The party at the Berliner Tor in 2006

In 1994, when the tournament was in the states, our friends Lilo and Dieter came to visit for the summer and we watched Brazil go all the way through (Dieter seemed to know Germany stood no chance against the South American giants). In the summer of 1996, I was a high school exchange student in Germany and I stayed with my mother in a small youth hostel (or jungendherberge) in Bacharach, high upon the riesling-terraced cliffs, sitting in the heat of the common room as thirty or so sweaty Germans cheered their team past the Czech Republic in the Euro Cup final. That was a night I'll never forget.In 2006, when Germany finally hosted the World Cup again, I was there—working on my masters degree at the Freie Universität in Berlin—singing this song before every game:

...and sitting with a devastated crowd in the local Biergarten when Italy defeated the Nationalmannschaft and went on to be the world champion (although my wife and I did travel to Italy the next day and it was a giant party).

For my entire life I have rooted for the German national soccer team—in Germany with Americans, in America with Germans, with a beer or without a beer, as a kid with my parents, and as an adult with my wife. My relationship with the country and the language has continued to forge new relationships in my post-graduate career (a German artist created my wife's wedding ring after I sent him an email in German, and we got the jump on the Monkey 47 gin because I had communicated auf Deutsch with the Black Forest Distillery long before anyone knew it was coming to the states). Even though I rarely speak the language these days, I still keep up with friends I made while abroad and I still love reading Der Spiegel.

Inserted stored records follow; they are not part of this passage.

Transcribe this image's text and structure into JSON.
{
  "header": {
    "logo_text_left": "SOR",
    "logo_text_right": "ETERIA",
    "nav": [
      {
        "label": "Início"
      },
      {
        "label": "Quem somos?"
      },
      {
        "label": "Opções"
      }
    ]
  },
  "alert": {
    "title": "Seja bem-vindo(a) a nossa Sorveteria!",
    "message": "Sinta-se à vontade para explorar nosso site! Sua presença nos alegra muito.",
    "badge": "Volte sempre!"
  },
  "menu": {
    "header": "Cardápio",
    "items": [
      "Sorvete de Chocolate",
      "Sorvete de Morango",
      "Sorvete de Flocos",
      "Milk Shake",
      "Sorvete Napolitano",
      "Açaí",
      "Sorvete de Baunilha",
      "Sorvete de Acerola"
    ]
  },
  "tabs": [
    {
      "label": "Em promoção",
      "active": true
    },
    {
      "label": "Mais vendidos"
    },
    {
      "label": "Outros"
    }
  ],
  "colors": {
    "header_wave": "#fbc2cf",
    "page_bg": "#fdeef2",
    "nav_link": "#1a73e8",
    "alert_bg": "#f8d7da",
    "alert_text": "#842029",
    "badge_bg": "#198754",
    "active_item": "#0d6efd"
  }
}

Today I am heading over to Modesto with a huge box of wine (magnums only, because Germans like big bottles), some sausages, cheese, and various other snacks where I will join my parents for another Germany/Argentina showdown. And it will be just like old times.

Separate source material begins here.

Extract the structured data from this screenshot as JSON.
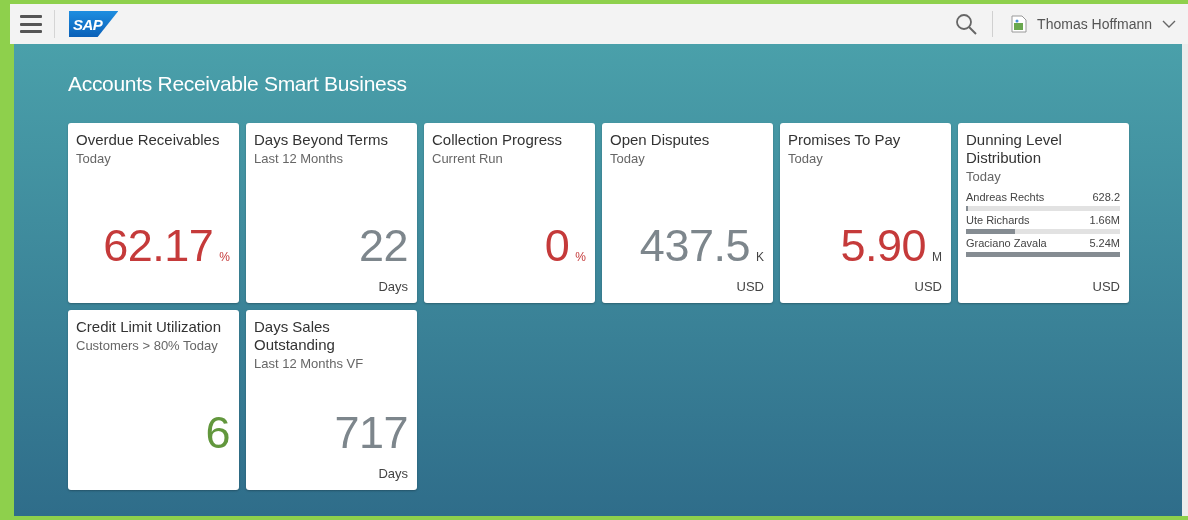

German or not, I'll still be wearing the jersey.

-David Driscoll

My lunch at the Goethe Institüt in 2004

David Driscoll